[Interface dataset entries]
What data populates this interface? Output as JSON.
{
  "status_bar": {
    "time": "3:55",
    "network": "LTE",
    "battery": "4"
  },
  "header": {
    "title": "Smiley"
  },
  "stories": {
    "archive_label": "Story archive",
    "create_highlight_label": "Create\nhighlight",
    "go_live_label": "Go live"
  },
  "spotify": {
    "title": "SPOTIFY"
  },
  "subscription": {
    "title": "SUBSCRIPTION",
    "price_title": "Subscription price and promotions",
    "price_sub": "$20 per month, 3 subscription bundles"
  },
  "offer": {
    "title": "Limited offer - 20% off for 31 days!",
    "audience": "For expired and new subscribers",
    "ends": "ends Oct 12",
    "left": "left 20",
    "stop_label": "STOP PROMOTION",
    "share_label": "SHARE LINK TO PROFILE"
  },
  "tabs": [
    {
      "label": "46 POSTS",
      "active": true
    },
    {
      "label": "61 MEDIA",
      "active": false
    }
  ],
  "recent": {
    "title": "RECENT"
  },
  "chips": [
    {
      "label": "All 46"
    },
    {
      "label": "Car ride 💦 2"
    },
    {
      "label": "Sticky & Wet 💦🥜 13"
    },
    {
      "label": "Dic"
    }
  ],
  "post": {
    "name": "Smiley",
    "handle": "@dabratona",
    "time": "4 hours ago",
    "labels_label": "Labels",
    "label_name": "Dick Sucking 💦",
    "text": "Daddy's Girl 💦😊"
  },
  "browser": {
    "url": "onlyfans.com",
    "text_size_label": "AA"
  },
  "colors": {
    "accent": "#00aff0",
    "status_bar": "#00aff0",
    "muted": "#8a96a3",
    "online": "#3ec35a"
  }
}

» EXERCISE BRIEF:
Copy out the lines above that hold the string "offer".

» RESULT FOR THIS TASK:
  "offer": {
    "title": "Limited offer - 20% off for 31 days!",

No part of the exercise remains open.